Elegantly composed by director/cinematographer Don Gerardo Frasco, Waves sets up a meeting between a man, Ross (Baron Geisler), and a woman, Sofia (Ilona Struzik), who used to know each other back in New York. Sofia is a model now; Ross drinks alone a lot. Sofia needs to get back to New York, and her fiancé, for a modeling gig. Ross suggests she stick around a couple of days. After some thought, Sofia agrees, and before long they are sailing, swimming, and sleeping together on the aforementioned gorgeous island.

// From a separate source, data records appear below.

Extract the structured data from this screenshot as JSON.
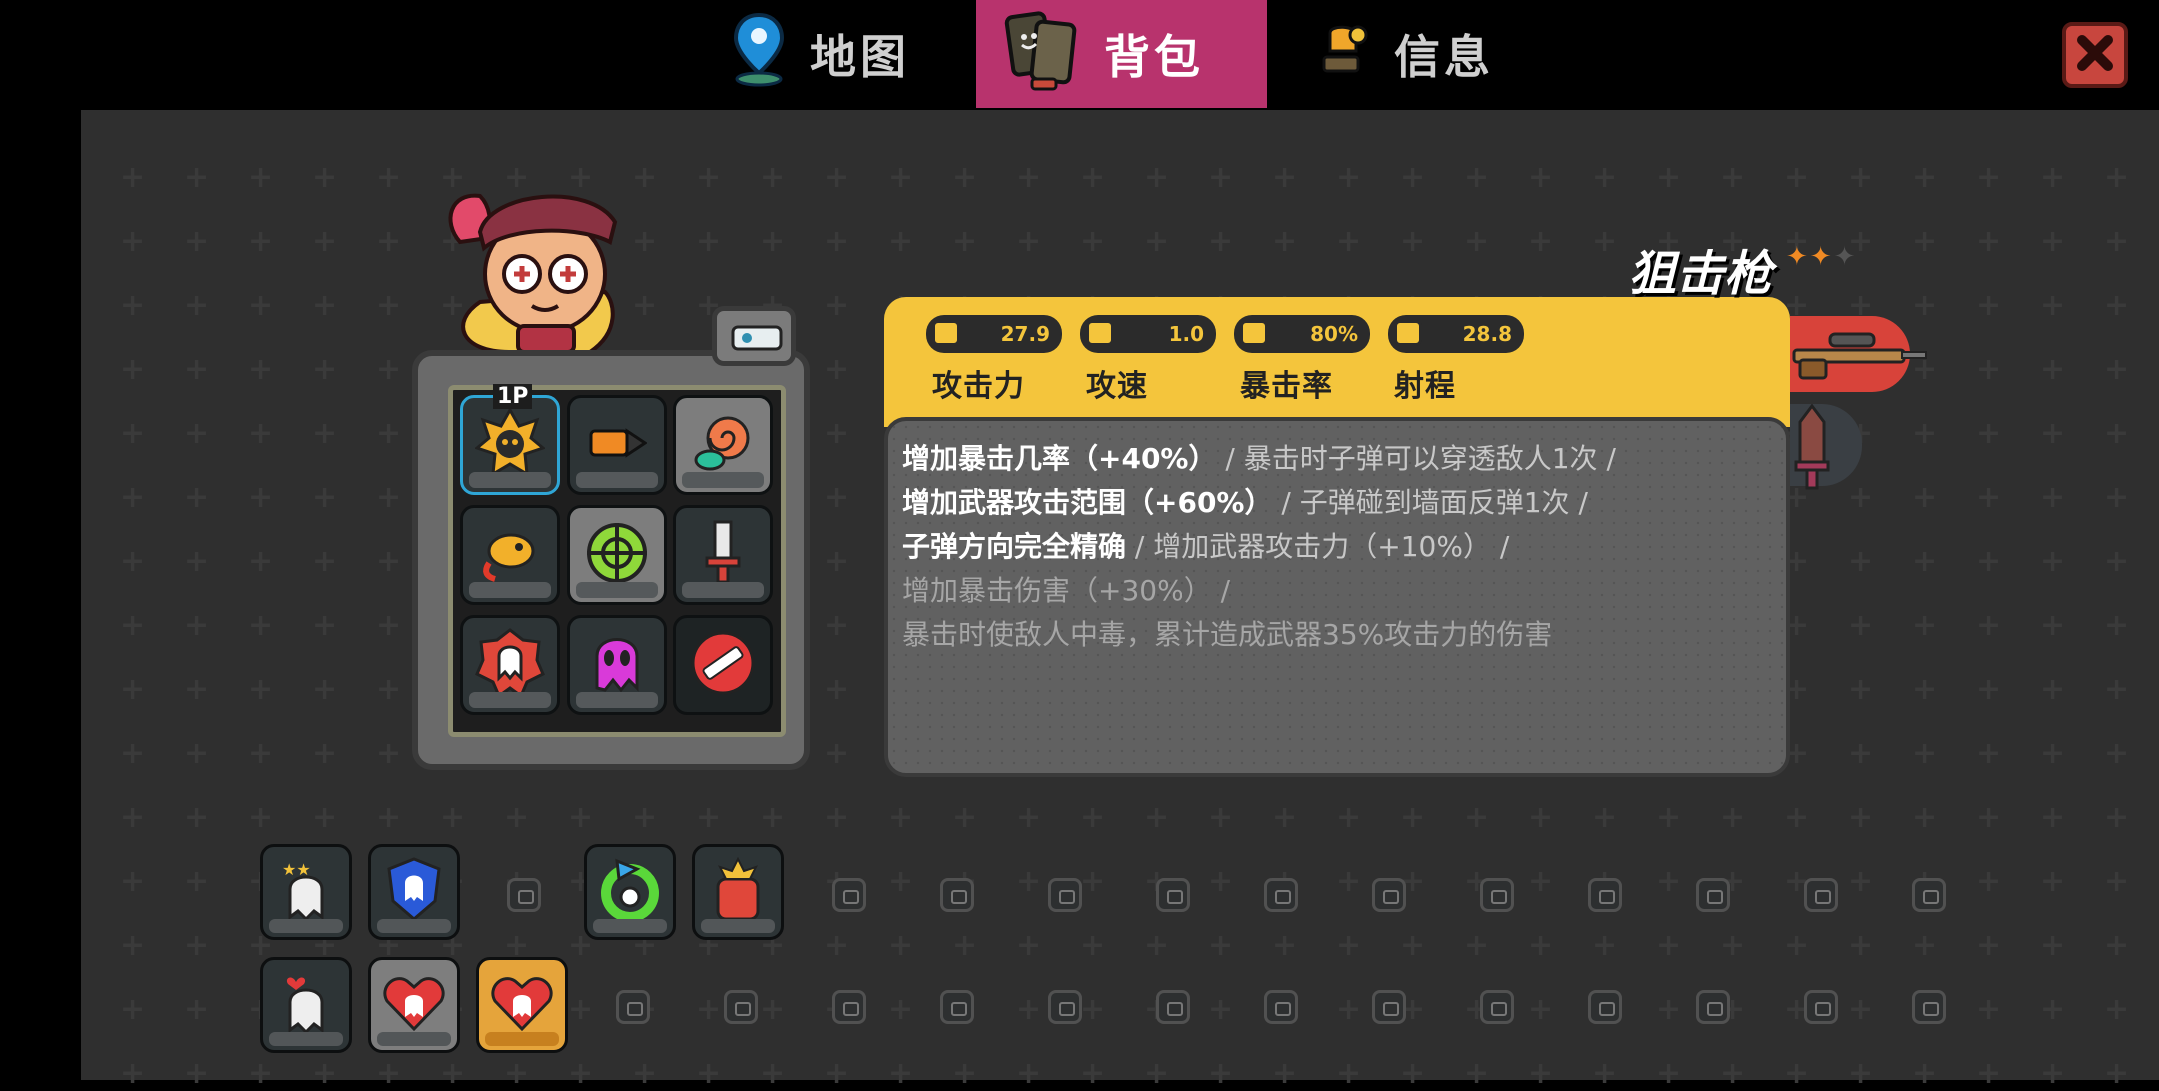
{
  "tabs": [
    {
      "label": "地图",
      "icon": "map-pin-icon",
      "active": false
    },
    {
      "label": "背包",
      "icon": "backpack-icon",
      "active": true
    },
    {
      "label": "信息",
      "icon": "info-trophy-icon",
      "active": false
    }
  ],
  "colors": {
    "accent": "#b8336d",
    "yellow": "#f4c53c",
    "close": "#c8463e"
  },
  "weapon": {
    "name": "狙击枪",
    "stars": "✦✦✦",
    "stats": [
      {
        "value": "27.9",
        "label": "攻击力",
        "icon": "bullet-icon"
      },
      {
        "value": "1.0",
        "label": "攻速",
        "icon": "fast-bullet-icon"
      },
      {
        "value": "80%",
        "label": "暴击率",
        "icon": "crit-icon"
      },
      {
        "value": "28.8",
        "label": "射程",
        "icon": "scope-icon"
      }
    ],
    "effects": [
      {
        "text": "增加暴击几率（+40%）",
        "sep": " / ",
        "text2": "暴击时子弹可以穿透敌人1次",
        "sep2": " /"
      },
      {
        "text": "增加武器攻击范围（+60%）",
        "sep": " / ",
        "text2": "子弹碰到墙面反弹1次",
        "sep2": " /"
      },
      {
        "text": "子弹方向完全精确",
        "sep": " / ",
        "text2": "增加武器攻击力（+10%）",
        "sep2": " /"
      },
      {
        "text": "增加暴击伤害（+30%）",
        "sep": " /",
        "text2": "",
        "sep2": ""
      },
      {
        "text": "暴击时使敌人中毒，累计造成武器35%攻击力的伤害",
        "sep": "",
        "text2": "",
        "sep2": ""
      }
    ]
  },
  "inventory_badge": "1P"
}
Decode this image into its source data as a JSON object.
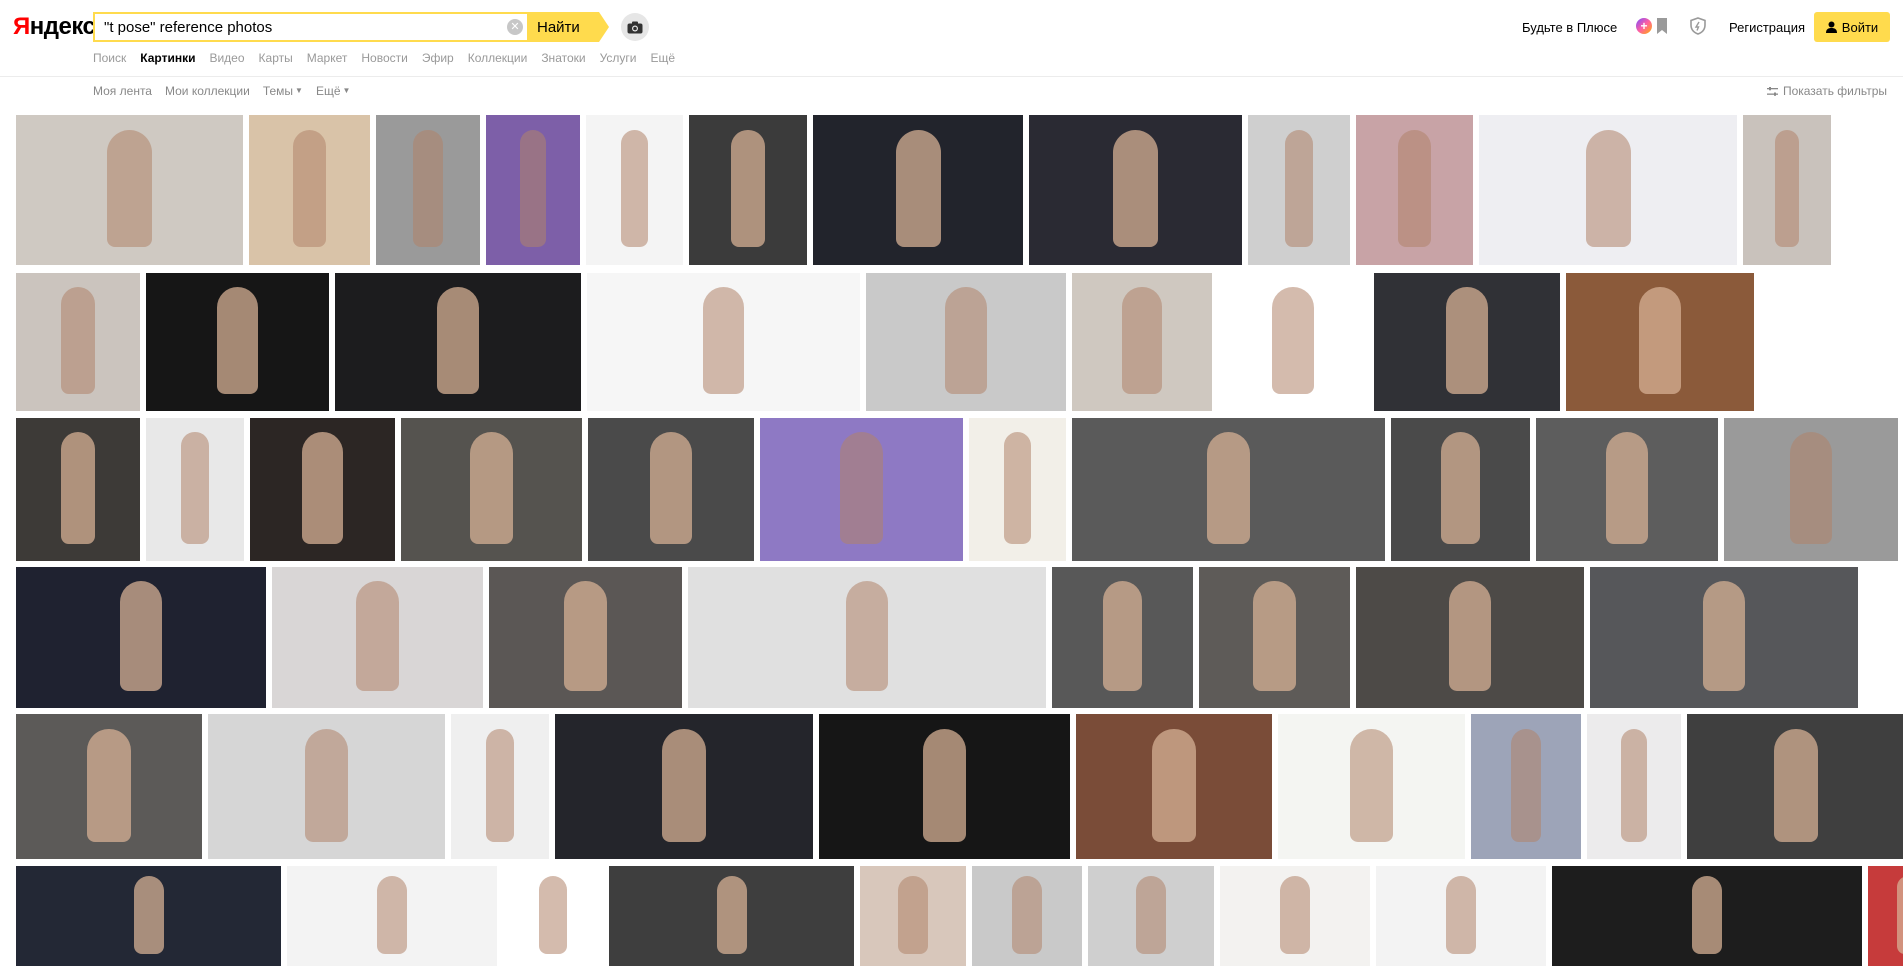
{
  "header": {
    "logo_ya": "Я",
    "logo_rest": "ндекс",
    "search_value": "\"t pose\" reference photos",
    "find_label": "Найти",
    "plus_label": "Будьте в Плюсе",
    "register_label": "Регистрация",
    "login_label": "Войти"
  },
  "nav": [
    "Поиск",
    "Картинки",
    "Видео",
    "Карты",
    "Маркет",
    "Новости",
    "Эфир",
    "Коллекции",
    "Знатоки",
    "Услуги",
    "Ещё"
  ],
  "nav_active": 1,
  "subnav": {
    "feed": "Моя лента",
    "collections": "Мои коллекции",
    "themes": "Темы",
    "more": "Ещё",
    "filters": "Показать фильтры"
  },
  "colors": {
    "accent": "#ffdb4d",
    "logo_red": "#ff0000",
    "muted_text": "#999999"
  },
  "image_results": {
    "rows": [
      [
        "#cfc9c2",
        "#d9c3a8",
        "#9a9a9a",
        "#7d5fa8",
        "#f4f4f4",
        "#3b3b3b",
        "#22242c",
        "#2a2a33",
        "#cfcfcf",
        "#c8a3a6",
        "#eeeef2",
        "#c9c2bc"
      ],
      [
        "#cbc4be",
        "#161616",
        "#1c1c1e",
        "#f6f6f6",
        "#c9c9c9",
        "#cfc8c0",
        "#ffffff",
        "#303136",
        "#8b5a3a"
      ],
      [
        "#3d3a37",
        "#e8e8e8",
        "#2c2624",
        "#55534f",
        "#4a4a4a",
        "#8e79c4",
        "#f2efe8",
        "#5a5a5a",
        "#4a4a4a",
        "#5d5d5d",
        "#9a9a9a"
      ],
      [
        "#1f2230",
        "#d9d6d6",
        "#5b5755",
        "#e0e0e0",
        "#585858",
        "#5e5b58",
        "#4d4a47",
        "#56575a"
      ],
      [
        "#5c5a58",
        "#d6d6d6",
        "#efefef",
        "#24252b",
        "#161616",
        "#7a4c38",
        "#f4f5f2",
        "#9da4b8",
        "#ecebec",
        "#3f3f3f"
      ],
      [
        "#232835",
        "#f3f3f3",
        "#ffffff",
        "#3e3e3e",
        "#d8c7bb",
        "#c9c9c9",
        "#cfcfcf",
        "#f3f2f0",
        "#f3f3f3",
        "#1d1d1d",
        "#c63b3b"
      ]
    ]
  }
}
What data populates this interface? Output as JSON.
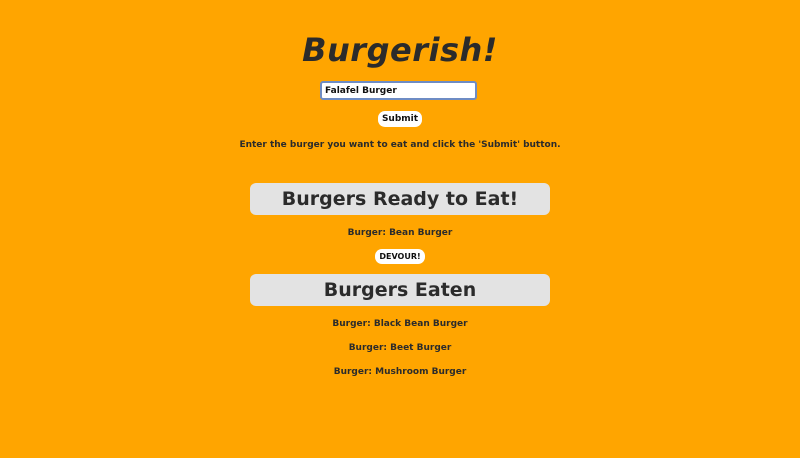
{
  "app": {
    "title": "Burgerish!",
    "instructions": "Enter the burger you want to eat and click the 'Submit' button."
  },
  "form": {
    "input_value": "Falafel Burger",
    "submit_label": "Submit"
  },
  "ready": {
    "heading": "Burgers Ready to Eat!",
    "items": [
      {
        "label": "Burger: Bean Burger",
        "action_label": "DEVOUR!"
      }
    ]
  },
  "eaten": {
    "heading": "Burgers Eaten",
    "items": [
      {
        "label": "Burger: Black Bean Burger"
      },
      {
        "label": "Burger: Beet Burger"
      },
      {
        "label": "Burger: Mushroom Burger"
      }
    ]
  },
  "colors": {
    "background": "#FFA500",
    "panel": "#E3E3E3",
    "text": "#2B2B2B",
    "button": "#FFFFFF"
  }
}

As such, the narrative is uncluttered. It focuses on the shifts of emotion between the two new lovers, flipping an old clichĂ© by making the man overly sensitive and the woman noncommittal — Ross wants more than a two-day fling, Sofia doesn’t know what she wants. Geisler, well-known in villainous roles in Filipino movies, and Struzik, an actual model, enact their conflict quietly, without overplaying. They seem like adults, which are in short supply in current mainstream cinema. Again, the drama and occasional comedy of two people dealing with their mutual attraction and its attendant complications are better handled here than in the contemporaneous callow spank-a-thon that is Hollywood’s idea of a Valentine’s Day event.

Occasionally the director indulges a bit much in jump cuts, and some of the shots are static enough that I got distracted trying to work out who was pictured on Ross’s t-shirt. By and large, though, Frasco has a satisfying respect for subtlety. He likes sunsets and underwater footage, but he also knows that the camera’s ultimate subject is what Faulkner called the human heart in conflict with itself. The picture-postcard images complement the romance rather than competing with it or symbolizing it.

Another sign of an adult sensibility in Waves is that it avoids a happy ending, which isn’t the same as saying it has a sad ending. It just has an ending, which seems to point towards events past the end credits. Will Ross and Sofia wind up together forever? Who knows? They don’t. The ending finds the lovers apart, but the movie suggests they’ll reunite, whereas most Hollywood romances end with the lovers together while we doubt they’ll stay that way for long. Do we care about Ross and Sofia’s future? We like them, and we like them together, and that’s just about the best that a movie which isn’t trying to be manipulative can do.